grahamd at dscpl.com.au
Wed Jan 12 18:48:15 EST 2005
Monsyne Dragon wrote .. > >> What does it say in the apache logs? > > > > > > [Tue Jan 11 06:03:25 2005] [notice] mod_python: (Re)importing rose > > from None > > [Tue Jan 11 06:03:25 2005] [notice] mod_python: (Re)importing rose > > from None > > [Tue Jan 11 06:03:25 2005] [notice] child pid 2243 exit signal > > Segmentation fault (11) > > [Tue Jan 11 06:03:25 2005] [notice] child pid 8161 exit signal > > Segmentation fault (11) > > [Tue Jan 11 06:03:33 2005] [notice] mod_python: (Re)importing rose > > from None > > [Tue Jan 11 06:03:33 2005] [notice] child pid 2245 exit signal > > Segmentation fault (11) > > This is likely a hardware issue. Possibly RAM going bad, (or possibly > even a dead CPU fan!) > When you hit the page the server process is having it's memory corrupted > (thus the Signal 11 segfault), > and dies w/ no reply. Lets be realistic here. If there were hardware issues it is likely to manifest randomly and not be repeatable and more than likely the operating system as a whole would have crashed somewhat earlier than this point. I really don't get this blaming the hardware thing. This is the second time I have seen this recently given as a solution to a segmentation fault problem. This isn't helpful. Do you not understand what causes segmentation faults in the first place? Sorry, I just had to say this and if my day was going any worse I wouldn't have been so polite about it. :-) Now, can we go backwards on this a bit and try and debug this in a more sensible way. First off, everything was supposedly working okay and then it started having this problem.
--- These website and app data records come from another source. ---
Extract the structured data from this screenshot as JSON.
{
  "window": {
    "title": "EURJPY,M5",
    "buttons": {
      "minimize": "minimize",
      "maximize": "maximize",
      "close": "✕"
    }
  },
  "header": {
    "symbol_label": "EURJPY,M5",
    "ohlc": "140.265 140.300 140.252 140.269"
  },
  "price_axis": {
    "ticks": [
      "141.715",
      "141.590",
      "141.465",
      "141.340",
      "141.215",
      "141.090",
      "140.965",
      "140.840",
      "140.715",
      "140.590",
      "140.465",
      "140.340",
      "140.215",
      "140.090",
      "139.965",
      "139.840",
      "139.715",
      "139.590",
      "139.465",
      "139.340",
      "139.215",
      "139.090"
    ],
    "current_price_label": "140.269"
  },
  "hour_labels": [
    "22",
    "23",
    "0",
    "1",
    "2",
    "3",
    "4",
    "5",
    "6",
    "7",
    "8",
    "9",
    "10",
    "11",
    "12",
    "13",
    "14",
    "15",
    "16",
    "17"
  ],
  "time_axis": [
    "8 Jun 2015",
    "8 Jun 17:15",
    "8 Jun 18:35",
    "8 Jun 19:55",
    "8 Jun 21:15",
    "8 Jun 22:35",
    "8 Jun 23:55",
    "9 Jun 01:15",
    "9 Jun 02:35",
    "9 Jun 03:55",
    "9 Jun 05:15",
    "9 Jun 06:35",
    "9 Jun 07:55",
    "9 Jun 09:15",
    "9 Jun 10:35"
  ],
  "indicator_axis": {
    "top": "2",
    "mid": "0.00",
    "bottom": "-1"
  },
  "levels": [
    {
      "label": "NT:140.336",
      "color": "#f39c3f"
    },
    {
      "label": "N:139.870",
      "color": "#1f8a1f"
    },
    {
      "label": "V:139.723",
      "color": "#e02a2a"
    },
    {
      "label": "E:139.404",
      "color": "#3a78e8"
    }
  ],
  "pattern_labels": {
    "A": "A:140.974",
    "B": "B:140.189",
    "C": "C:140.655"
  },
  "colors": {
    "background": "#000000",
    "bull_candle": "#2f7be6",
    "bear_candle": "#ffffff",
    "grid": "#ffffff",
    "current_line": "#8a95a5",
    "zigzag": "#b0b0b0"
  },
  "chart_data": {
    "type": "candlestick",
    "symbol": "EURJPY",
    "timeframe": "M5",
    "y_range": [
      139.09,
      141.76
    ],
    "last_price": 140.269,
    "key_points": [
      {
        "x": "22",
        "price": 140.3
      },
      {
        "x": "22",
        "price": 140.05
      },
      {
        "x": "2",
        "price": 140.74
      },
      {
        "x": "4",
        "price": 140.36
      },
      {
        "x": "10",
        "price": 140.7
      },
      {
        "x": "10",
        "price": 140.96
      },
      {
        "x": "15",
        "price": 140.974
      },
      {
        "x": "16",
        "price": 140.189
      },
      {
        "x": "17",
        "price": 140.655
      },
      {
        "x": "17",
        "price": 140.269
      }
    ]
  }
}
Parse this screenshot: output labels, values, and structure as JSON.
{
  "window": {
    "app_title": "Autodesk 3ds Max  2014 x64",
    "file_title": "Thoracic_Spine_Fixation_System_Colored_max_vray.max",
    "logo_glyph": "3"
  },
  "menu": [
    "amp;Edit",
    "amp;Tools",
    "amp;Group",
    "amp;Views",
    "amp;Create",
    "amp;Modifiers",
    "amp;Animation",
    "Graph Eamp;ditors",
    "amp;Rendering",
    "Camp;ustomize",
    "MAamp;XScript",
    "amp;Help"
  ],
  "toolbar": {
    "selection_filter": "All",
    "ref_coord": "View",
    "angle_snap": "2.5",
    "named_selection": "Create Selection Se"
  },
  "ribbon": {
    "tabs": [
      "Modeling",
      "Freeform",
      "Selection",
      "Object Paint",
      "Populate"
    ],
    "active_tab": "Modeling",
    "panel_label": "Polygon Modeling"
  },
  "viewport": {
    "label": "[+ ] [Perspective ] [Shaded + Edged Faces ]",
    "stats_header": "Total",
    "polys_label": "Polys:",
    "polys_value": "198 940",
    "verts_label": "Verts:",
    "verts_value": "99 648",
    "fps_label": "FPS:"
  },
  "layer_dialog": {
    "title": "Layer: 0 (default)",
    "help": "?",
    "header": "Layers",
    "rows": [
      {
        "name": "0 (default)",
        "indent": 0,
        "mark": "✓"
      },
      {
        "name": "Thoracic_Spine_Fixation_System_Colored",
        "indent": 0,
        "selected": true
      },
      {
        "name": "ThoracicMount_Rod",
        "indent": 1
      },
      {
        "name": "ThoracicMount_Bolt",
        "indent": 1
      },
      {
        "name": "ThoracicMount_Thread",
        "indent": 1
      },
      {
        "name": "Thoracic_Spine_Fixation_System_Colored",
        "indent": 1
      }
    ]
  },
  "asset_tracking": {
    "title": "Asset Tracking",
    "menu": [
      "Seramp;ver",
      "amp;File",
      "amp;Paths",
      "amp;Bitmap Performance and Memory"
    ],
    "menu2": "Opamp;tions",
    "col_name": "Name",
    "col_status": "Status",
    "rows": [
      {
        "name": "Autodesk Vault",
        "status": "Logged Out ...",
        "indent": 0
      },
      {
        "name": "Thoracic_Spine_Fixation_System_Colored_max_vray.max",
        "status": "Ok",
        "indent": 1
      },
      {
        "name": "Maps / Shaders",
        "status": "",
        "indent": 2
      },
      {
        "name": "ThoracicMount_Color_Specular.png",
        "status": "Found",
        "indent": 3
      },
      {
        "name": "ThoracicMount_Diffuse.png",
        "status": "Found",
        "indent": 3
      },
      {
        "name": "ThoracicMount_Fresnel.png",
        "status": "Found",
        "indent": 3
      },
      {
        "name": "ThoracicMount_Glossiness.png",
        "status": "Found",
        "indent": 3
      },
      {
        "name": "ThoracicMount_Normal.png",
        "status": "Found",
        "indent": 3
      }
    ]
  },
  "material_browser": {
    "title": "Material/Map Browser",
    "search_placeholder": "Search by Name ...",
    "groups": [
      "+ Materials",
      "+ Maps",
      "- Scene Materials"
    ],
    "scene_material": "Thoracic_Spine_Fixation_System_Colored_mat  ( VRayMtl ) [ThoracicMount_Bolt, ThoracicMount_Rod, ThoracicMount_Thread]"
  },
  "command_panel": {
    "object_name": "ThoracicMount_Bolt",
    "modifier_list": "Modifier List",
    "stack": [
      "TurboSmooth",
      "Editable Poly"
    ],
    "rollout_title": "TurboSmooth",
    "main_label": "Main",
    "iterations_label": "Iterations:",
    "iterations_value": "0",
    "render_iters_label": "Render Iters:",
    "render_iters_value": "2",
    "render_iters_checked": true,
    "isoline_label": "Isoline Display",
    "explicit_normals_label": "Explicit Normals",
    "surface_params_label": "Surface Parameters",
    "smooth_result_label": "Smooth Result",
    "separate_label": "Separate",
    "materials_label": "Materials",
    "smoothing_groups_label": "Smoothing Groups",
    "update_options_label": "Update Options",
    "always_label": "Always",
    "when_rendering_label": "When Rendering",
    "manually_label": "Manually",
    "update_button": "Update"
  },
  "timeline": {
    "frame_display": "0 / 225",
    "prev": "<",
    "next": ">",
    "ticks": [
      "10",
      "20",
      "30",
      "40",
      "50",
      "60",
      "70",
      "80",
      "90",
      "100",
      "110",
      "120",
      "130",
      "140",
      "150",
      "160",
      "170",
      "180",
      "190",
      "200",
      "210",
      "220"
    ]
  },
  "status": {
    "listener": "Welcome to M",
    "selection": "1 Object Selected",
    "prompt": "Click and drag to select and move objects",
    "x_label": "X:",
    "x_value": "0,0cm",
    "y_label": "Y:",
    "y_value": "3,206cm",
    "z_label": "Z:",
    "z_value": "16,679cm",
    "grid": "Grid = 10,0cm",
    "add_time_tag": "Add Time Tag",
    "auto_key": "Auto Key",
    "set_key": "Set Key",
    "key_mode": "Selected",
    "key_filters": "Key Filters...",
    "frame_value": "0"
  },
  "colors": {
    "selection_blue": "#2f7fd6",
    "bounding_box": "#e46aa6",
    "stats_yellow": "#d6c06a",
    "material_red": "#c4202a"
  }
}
Restarts of Apache didn't appear to fix anything. Even returning a simple string didn't appear to work. I am making an assumption here that the simple string was being returned from a mod_python handler. Instead of worrying about that for the moment, can the original poster answer the following questions. 1. Does a normal static web page served up from a directory nothing to do with the mod_python area work? If it does, then Apache itself isn't necessarily stuffed. 2. How have you set up your httpd.conf/htaccess file to enable use of mod_python in the directory you are accessing and is causing the problem? Post the actual directives you put in the config file here otherwise we would be guessing. Let us work out if you are doing anything strange. 3. If you comment out all your existing config file entries for enabling mod_python in that directory (or any directories for that matter) and go back to square one and in a new directory, setup a bog standard mptest.py example as per mod_python documentation, does it work? Ie., take out of the picture any of your own personalised handlers. Once you have done that and if you can get a simple mptest.py working in clean area, then looking at your particular code at what dependencies it has would be appropriate. Overall, segmentation faults in mod_python are more likely to be caused by Apache, mod_python and Python being built with differing ideas of how threading is supposed to be enabled. Another possibility is that differing Apache extension modules have been built against different versions of shared libraries. A good example where this often happens is the expat library, since it can be loded by Python code running under mod_python and PHP code running in the same Apache process. If a different version of expat is used, something might crash if data layouts are different. Anyway, if the original poster can try and answer the above you might perhaps get some more useful feedback.